Botswana has achieved and surpassed UNAIDS’ 90-90-90 HIV testing and treatment target-a year before the 2020 deadline, a new study shows.
Preliminary data from the Ya Tsie study shows that Botswana has achieved an 88% viral suppression score among all HIV positive participants in an intervention that targeted 30 rural and peri-urban communities in the country. It has emerged that of all those who have been tested, 88% now have undetectable HIV-1 RNA (regardless of previous diagnosis or Antiretroviral therapy (ART) status). “This percentage exceeds the prevalence of viral suppression of 73% in the UNAIDS 90-90-90 targets and the 86% suppression achieved by “95-95-95,” and it is one of the highest reported levels of population viral suppression globally,” the new study led by researchers from Harvard T.H. Chan School of Public Health and the Botswana-Harvard AIDS Institute Partnership says.
Participants in 15 villages in the intervention group received HIV testing and counselling, linkage to care, ART (started at a higher CD4 count than in standard care), and increased access to male circumcision services. Expanded HIV testing, linkage to care, and ART coverage were associated with increased population viral suppression.
The report shows that the intervention was effective in increasing population viral suppression to very high levels (meaning that the virus becomes undetectable and can’t be transmitted while patients are taking effective treatment),
The report titled “Universal Testing, Expanded Treatment, and Incidence of HIV Infection in Botswana” shows that, although the percentage of men who underwent circumcision was greater in the intervention group than in the standard-care group “in our trial, it was lower than expected.”
“We were unable to directly determine which specific intervention or interventions were most important in reducing the incidence of HIV infection,” the researchers said. They added: “However, we identified large numbers of HIV-positive persons who were not receiving ART15 and successfully linked them to ART,16 with a notably shorter time to ART initiation in the intervention group than in the standard-care group (69 days vs. 367 days).”
Expanded ART eligibility, in the absence of effective HIV testing and linkage activities, would probably not yield as great a reduction in the incidence of HIV infection, the report says.

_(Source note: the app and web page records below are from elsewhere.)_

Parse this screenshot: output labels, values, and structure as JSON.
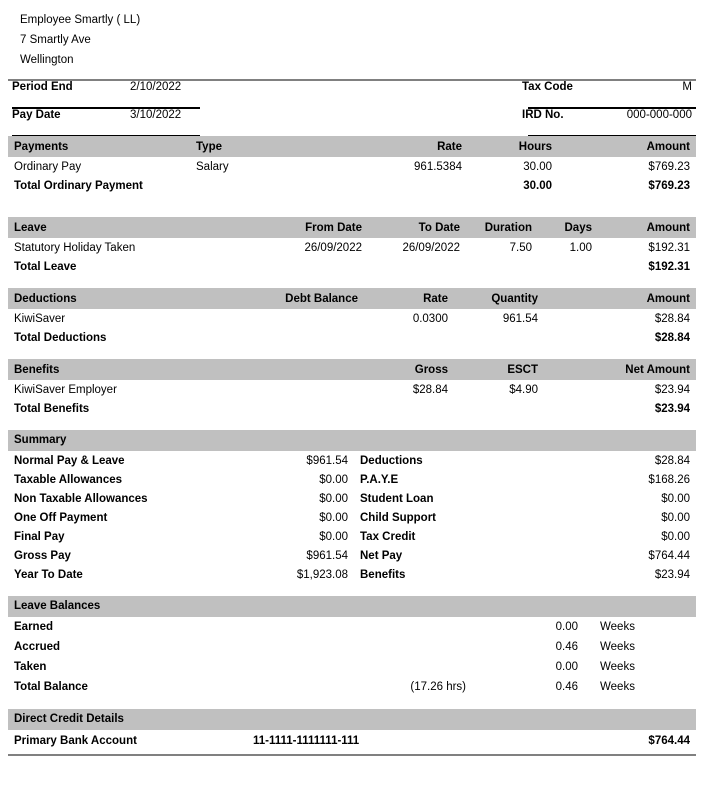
{
  "employer": {
    "name": "Employee Smartly ( LL)",
    "street": "7 Smartly Ave",
    "city": "Wellington"
  },
  "meta": {
    "period_end_label": "Period End",
    "period_end_value": "2/10/2022",
    "pay_date_label": "Pay Date",
    "pay_date_value": "3/10/2022",
    "tax_code_label": "Tax Code",
    "tax_code_value": "M",
    "ird_label": "IRD No.",
    "ird_value": "000-000-000"
  },
  "payments": {
    "headers": [
      "Payments",
      "Type",
      "Rate",
      "Hours",
      "Amount"
    ],
    "rows": [
      {
        "name": "Ordinary Pay",
        "type": "Salary",
        "rate": "961.5384",
        "hours": "30.00",
        "amount": "$769.23"
      }
    ],
    "total": {
      "label": "Total Ordinary Payment",
      "type": "",
      "rate": "",
      "hours": "30.00",
      "amount": "$769.23"
    }
  },
  "leave": {
    "headers": [
      "Leave",
      "From Date",
      "To Date",
      "Duration",
      "Days",
      "Amount"
    ],
    "rows": [
      {
        "name": "Statutory Holiday Taken",
        "from": "26/09/2022",
        "to": "26/09/2022",
        "duration": "7.50",
        "days": "1.00",
        "amount": "$192.31"
      }
    ],
    "total": {
      "label": "Total Leave",
      "from": "",
      "to": "",
      "duration": "",
      "days": "",
      "amount": "$192.31"
    }
  },
  "deductions": {
    "headers": [
      "Deductions",
      "Debt Balance",
      "Rate",
      "Quantity",
      "Amount"
    ],
    "rows": [
      {
        "name": "KiwiSaver",
        "debt": "",
        "rate": "0.0300",
        "quantity": "961.54",
        "amount": "$28.84"
      }
    ],
    "total": {
      "label": "Total Deductions",
      "debt": "",
      "rate": "",
      "quantity": "",
      "amount": "$28.84"
    }
  },
  "benefits": {
    "headers": [
      "Benefits",
      "Gross",
      "ESCT",
      "Net Amount"
    ],
    "rows": [
      {
        "name": "KiwiSaver Employer",
        "gross": "$28.84",
        "esct": "$4.90",
        "net": "$23.94"
      }
    ],
    "total": {
      "label": "Total Benefits",
      "gross": "",
      "esct": "",
      "net": "$23.94"
    }
  },
  "summary": {
    "title": "Summary",
    "left": [
      {
        "label": "Normal Pay & Leave",
        "value": "$961.54"
      },
      {
        "label": "Taxable Allowances",
        "value": "$0.00"
      },
      {
        "label": "Non Taxable Allowances",
        "value": "$0.00"
      },
      {
        "label": "One Off Payment",
        "value": "$0.00"
      },
      {
        "label": "Final Pay",
        "value": "$0.00"
      },
      {
        "label": "Gross Pay",
        "value": "$961.54"
      },
      {
        "label": "Year To Date",
        "value": "$1,923.08"
      }
    ],
    "right": [
      {
        "label": "Deductions",
        "value": "$28.84"
      },
      {
        "label": "P.A.Y.E",
        "value": "$168.26"
      },
      {
        "label": "Student Loan",
        "value": "$0.00"
      },
      {
        "label": "Child Support",
        "value": "$0.00"
      },
      {
        "label": "Tax Credit",
        "value": "$0.00"
      },
      {
        "label": "Net Pay",
        "value": "$764.44"
      },
      {
        "label": "Benefits",
        "value": "$23.94"
      }
    ]
  },
  "leave_balances": {
    "title": "Leave Balances",
    "rows": [
      {
        "label": "Earned",
        "note": "",
        "value": "0.00",
        "unit": "Weeks"
      },
      {
        "label": "Accrued",
        "note": "",
        "value": "0.46",
        "unit": "Weeks"
      },
      {
        "label": "Taken",
        "note": "",
        "value": "0.00",
        "unit": "Weeks"
      },
      {
        "label": "Total Balance",
        "note": "(17.26 hrs)",
        "value": "0.46",
        "unit": "Weeks"
      }
    ]
  },
  "direct_credit": {
    "title": "Direct Credit Details",
    "rows": [
      {
        "label": "Primary Bank Account",
        "account": "11-1111-1111111-111",
        "amount": "$764.44"
      }
    ]
  },
  "colors": {
    "header_gray": "#c0c0c0",
    "rule_gray": "#808080",
    "text": "#000000"
  }
}
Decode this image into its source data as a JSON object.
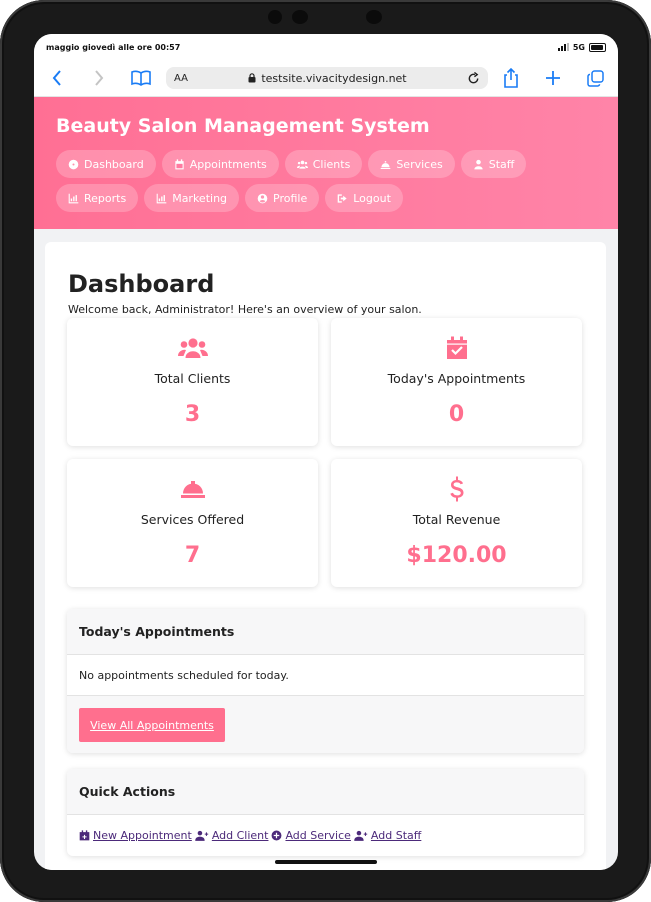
{
  "status_bar": {
    "time": "maggio giovedì alle ore 00:57",
    "network": "5G"
  },
  "browser": {
    "text_size": "AA",
    "url": "testsite.vivacitydesign.net"
  },
  "app": {
    "title": "Beauty Salon Management System",
    "nav": [
      {
        "label": "Dashboard",
        "icon": "dashboard-icon"
      },
      {
        "label": "Appointments",
        "icon": "calendar-icon"
      },
      {
        "label": "Clients",
        "icon": "users-icon"
      },
      {
        "label": "Services",
        "icon": "bell-concierge-icon"
      },
      {
        "label": "Staff",
        "icon": "user-icon"
      },
      {
        "label": "Reports",
        "icon": "chart-icon"
      },
      {
        "label": "Marketing",
        "icon": "chart-icon"
      },
      {
        "label": "Profile",
        "icon": "user-circle-icon"
      },
      {
        "label": "Logout",
        "icon": "logout-icon"
      }
    ]
  },
  "dashboard": {
    "title": "Dashboard",
    "welcome": "Welcome back, Administrator! Here's an overview of your salon.",
    "stats": [
      {
        "label": "Total Clients",
        "value": "3",
        "icon": "users-icon"
      },
      {
        "label": "Today's Appointments",
        "value": "0",
        "icon": "calendar-check-icon"
      },
      {
        "label": "Services Offered",
        "value": "7",
        "icon": "bell-concierge-icon"
      },
      {
        "label": "Total Revenue",
        "value": "$120.00",
        "icon": "dollar-icon"
      }
    ],
    "todays_appointments": {
      "title": "Today's Appointments",
      "empty": "No appointments scheduled for today.",
      "button": "View All Appointments"
    },
    "quick_actions": {
      "title": "Quick Actions",
      "links": [
        {
          "label": "New Appointment",
          "icon": "calendar-plus-icon"
        },
        {
          "label": "Add Client",
          "icon": "user-plus-icon"
        },
        {
          "label": "Add Service",
          "icon": "plus-circle-icon"
        },
        {
          "label": "Add Staff",
          "icon": "user-plus-icon"
        }
      ]
    }
  },
  "colors": {
    "accent": "#ff6f8e",
    "header_gradient_start": "#ff6f94",
    "header_gradient_end": "#ff84a8",
    "link": "#4c2a7a",
    "ios_blue": "#1a7cf5"
  }
}
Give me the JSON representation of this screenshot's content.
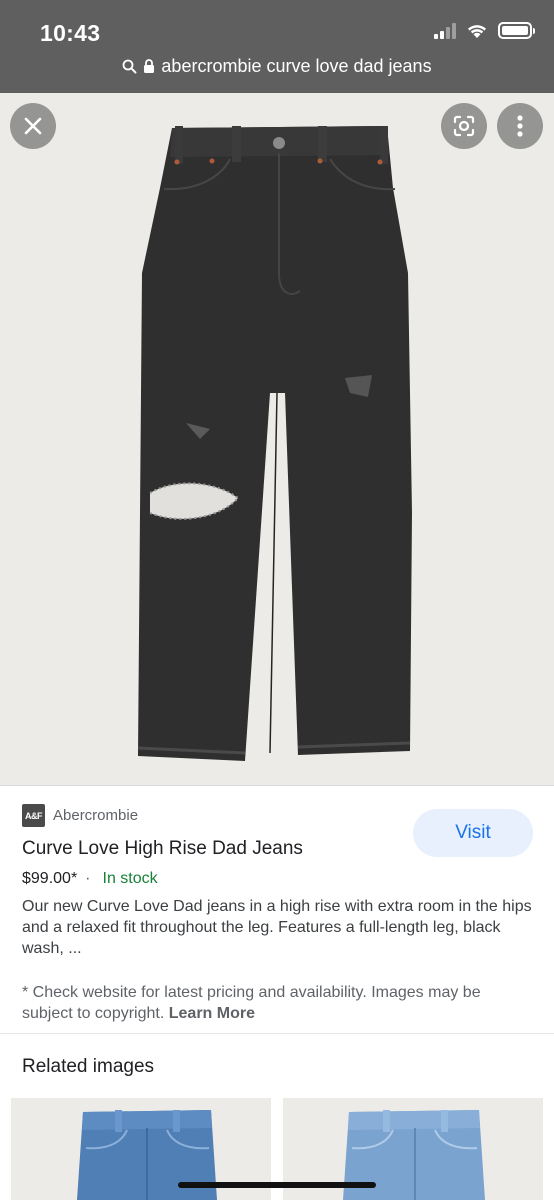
{
  "status_bar": {
    "time": "10:43"
  },
  "browser": {
    "url": "abercrombie curve love dad jeans"
  },
  "product": {
    "source_logo": "A&F",
    "source": "Abercrombie",
    "visit_label": "Visit",
    "title": "Curve Love High Rise Dad Jeans",
    "price": "$99.00*",
    "separator": "·",
    "availability": "In stock",
    "description": "Our new Curve Love Dad jeans in a high rise with extra room in the hips and a relaxed fit throughout the leg. Features a full-length leg, black wash, ...",
    "disclaimer": "* Check website for latest pricing and availability. Images may be subject to copyright.",
    "learn_more": "Learn More"
  },
  "related": {
    "title": "Related images"
  },
  "colors": {
    "accent": "#1a73e8",
    "in_stock": "#188038",
    "chrome": "#5f5f5f"
  }
}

“The more rapid viral suppression observed after fast-track and dolutegravir-based ART initiation starting in June 2016 may also have contributed to the reduction in incidence,” the report says.
It says given the small number of men who underwent circumcision and the low prevalence of circumcision (approximately 50%) by trial end, it is unlikely that male circumcision contributed substantially.
“Our findings suggest that even in populations with high viral suppression, it is feasible to find persons who are not yet receiving ART (including many who have not yet received a diagnosis of HIV infection), and these persons are willing to start and adhere to universal ART,” the researchers said.
They further stated that “Because our interventions were delivered within community and programmatic settings by cadres of staff that are typical in African countries, the feasibility of implementation may be generalizable. As WHO guidance on HIV testing and treatment evolves, we think that key elements of the Ya Tsie interventions can be locally adapted.”
They said planned costing and cost-effectiveness analyses will be critical to inform policy formulation.
The researchers found that “In our trial, potential remaining sources of HIV transmission included non community residents, residents who were not receiving ART, noncitizens (who cannot access free ART), and persons who had acute HIV infection before they began to receive ART.”
Commenting on the study, senior author Shahin Lockman associate professor in the Department of Immunology and Infectious Diseases of the United States, said “Using approaches that are feasible in most settings, we achieved levels of HIV diagnosis, treatment, and viral suppression that are among the highest levels reported globally.”
According to Lockman, “These high rates of treatment coverage are a testimony to the long-standing commitment that Botswana has shown to tackling HIV. We also believe that our approaches and findings are highly relevant for other countries.”
Lock added that “Universal HIV testing and treatment can contribute substantially toward improving health and reducing the rate of new HIV infections in the community. This reduction, if sustained over time, will help us achieve the UNAIDS target of 90% reduction in the rate of new HIV infections by 2030.”
With the goal of ending the acquired immunodeficiency syndrome (AIDS) epidemic by 2030, the Joint United Nations Program on HIV and AIDS (UNAIDS) promotes “90-90-90” targets: namely, that by the year 2020, 90% of all HIV-positive persons will know their HIV status, 90% of those with a diagnosis of HIV infection will receive sustained ART, and 90% of persons receiving ART will have viral suppression.